§ **EXERCISE INSTRUCTIONS**
Among the entries that follow, find the lines containing the string "value" and copy them.

*** SUPPLIED MATERIAL ***

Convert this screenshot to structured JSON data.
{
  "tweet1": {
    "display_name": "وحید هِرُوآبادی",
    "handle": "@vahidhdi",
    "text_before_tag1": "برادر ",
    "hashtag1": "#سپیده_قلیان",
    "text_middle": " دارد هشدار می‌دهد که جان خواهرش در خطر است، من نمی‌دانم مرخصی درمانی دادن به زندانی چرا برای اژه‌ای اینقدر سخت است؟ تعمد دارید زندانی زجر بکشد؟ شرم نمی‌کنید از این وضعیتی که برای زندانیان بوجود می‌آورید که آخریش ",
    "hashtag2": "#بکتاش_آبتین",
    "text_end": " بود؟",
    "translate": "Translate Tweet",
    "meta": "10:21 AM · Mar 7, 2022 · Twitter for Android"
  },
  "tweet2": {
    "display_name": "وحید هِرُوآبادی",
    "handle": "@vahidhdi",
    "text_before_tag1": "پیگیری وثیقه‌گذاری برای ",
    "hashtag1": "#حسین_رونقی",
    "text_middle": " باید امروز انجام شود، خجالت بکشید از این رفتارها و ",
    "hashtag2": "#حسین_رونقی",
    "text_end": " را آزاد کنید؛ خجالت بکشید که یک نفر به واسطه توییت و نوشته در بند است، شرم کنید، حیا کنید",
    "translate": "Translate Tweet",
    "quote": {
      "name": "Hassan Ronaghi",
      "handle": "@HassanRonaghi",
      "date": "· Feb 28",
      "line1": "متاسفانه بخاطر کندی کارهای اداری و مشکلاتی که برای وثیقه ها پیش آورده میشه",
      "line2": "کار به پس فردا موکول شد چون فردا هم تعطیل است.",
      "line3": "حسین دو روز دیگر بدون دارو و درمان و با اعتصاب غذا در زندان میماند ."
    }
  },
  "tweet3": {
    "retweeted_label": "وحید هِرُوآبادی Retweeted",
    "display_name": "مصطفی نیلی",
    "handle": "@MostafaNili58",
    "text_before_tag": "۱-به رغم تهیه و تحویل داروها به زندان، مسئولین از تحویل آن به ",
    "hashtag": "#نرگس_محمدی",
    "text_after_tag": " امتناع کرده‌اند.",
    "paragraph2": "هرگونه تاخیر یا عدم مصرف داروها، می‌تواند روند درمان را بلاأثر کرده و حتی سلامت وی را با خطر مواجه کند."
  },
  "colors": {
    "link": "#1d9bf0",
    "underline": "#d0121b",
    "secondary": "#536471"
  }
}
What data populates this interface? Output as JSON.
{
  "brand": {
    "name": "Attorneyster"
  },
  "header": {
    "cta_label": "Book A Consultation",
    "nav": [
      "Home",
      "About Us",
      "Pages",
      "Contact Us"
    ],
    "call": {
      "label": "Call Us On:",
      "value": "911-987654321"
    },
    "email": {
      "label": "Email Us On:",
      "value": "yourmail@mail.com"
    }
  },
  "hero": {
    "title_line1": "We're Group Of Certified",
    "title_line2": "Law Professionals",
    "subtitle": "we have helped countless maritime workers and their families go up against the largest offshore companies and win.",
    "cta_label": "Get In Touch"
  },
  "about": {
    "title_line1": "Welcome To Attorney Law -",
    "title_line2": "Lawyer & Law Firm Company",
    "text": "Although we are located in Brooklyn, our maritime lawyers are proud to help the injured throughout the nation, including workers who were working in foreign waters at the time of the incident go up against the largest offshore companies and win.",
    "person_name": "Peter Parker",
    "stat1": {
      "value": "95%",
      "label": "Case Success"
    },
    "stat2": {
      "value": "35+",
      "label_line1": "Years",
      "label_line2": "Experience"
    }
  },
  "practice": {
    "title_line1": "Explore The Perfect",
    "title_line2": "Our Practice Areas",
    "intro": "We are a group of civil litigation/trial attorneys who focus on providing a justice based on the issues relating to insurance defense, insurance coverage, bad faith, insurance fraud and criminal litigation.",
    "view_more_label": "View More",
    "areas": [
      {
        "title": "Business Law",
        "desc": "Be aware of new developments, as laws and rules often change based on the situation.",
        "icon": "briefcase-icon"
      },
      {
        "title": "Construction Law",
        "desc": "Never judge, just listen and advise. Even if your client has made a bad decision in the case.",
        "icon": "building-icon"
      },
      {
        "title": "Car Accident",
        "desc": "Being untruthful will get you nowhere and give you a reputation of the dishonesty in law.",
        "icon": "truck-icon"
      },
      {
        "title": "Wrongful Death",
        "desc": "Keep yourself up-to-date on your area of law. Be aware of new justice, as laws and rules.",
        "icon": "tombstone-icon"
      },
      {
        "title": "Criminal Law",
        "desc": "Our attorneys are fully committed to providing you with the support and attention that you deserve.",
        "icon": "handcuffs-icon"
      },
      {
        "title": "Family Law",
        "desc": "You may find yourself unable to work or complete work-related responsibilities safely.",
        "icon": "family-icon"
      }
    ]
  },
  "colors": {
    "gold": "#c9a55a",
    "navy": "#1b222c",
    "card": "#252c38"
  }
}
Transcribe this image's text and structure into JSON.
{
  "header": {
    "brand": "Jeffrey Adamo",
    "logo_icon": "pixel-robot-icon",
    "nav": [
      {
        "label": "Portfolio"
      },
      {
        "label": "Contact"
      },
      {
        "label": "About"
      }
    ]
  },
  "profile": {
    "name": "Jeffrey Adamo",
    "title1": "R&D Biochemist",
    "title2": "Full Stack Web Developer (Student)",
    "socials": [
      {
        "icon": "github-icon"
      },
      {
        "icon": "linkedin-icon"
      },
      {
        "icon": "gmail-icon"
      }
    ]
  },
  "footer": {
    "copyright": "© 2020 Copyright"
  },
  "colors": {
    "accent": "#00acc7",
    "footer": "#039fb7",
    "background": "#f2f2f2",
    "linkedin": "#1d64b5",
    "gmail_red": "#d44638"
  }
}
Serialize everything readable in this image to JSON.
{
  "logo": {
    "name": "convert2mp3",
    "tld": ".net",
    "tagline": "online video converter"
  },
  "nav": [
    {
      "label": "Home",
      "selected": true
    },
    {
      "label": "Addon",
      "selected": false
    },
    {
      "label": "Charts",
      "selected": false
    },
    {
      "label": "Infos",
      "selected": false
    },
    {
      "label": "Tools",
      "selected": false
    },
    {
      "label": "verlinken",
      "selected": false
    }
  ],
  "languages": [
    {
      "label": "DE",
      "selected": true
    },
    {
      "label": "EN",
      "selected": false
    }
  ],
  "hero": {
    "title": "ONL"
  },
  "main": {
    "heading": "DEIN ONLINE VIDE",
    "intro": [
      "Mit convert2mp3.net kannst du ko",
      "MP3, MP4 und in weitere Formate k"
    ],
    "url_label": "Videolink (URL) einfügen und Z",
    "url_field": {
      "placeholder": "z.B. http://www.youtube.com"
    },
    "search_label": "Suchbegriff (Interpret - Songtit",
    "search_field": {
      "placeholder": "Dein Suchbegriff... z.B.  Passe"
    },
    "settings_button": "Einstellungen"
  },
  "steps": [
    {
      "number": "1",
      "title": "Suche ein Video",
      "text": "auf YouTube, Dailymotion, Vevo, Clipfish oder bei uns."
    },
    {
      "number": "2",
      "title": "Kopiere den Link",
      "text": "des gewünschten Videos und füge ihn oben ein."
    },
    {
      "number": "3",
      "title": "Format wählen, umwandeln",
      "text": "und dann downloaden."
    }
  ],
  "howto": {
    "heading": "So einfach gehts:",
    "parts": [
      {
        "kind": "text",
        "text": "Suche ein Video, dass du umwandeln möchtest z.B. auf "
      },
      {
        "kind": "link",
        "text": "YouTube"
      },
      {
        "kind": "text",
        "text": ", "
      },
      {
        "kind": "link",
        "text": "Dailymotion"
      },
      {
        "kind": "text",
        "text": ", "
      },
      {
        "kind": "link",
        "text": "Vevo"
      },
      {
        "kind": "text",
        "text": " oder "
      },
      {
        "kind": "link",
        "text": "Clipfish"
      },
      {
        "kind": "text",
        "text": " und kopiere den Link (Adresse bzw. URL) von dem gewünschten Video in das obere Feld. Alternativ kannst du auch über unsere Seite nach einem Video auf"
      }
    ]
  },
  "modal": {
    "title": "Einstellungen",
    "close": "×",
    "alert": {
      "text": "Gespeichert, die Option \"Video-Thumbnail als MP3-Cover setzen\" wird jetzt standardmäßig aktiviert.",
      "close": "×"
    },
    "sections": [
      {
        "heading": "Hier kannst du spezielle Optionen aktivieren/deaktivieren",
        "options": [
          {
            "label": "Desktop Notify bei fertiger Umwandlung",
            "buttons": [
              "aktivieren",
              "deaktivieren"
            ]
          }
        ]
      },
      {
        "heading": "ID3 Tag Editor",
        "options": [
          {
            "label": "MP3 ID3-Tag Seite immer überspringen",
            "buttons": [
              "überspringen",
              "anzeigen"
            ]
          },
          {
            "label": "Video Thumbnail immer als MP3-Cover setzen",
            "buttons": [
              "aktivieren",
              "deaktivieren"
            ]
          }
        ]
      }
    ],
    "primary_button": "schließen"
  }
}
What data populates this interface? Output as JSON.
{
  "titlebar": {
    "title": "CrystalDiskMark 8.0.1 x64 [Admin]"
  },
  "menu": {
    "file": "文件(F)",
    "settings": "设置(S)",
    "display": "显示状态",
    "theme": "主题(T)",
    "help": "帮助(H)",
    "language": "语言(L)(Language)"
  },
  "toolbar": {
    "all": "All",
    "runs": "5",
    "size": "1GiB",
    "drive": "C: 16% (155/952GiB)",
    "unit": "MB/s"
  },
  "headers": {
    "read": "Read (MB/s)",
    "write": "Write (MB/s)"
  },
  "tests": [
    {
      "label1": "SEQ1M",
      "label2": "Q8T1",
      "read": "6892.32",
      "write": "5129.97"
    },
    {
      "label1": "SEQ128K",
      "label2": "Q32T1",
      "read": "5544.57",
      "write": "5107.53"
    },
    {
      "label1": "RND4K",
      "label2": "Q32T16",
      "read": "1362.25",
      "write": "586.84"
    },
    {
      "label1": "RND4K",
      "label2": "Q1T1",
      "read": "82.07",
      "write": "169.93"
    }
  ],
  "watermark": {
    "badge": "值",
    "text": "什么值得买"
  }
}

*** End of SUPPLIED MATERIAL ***

§ **WRITTEN ANSWER**
      "value": "911-987654321"
      "value": "yourmail@mail.com"
      "value": "95%",
      "value": "35+",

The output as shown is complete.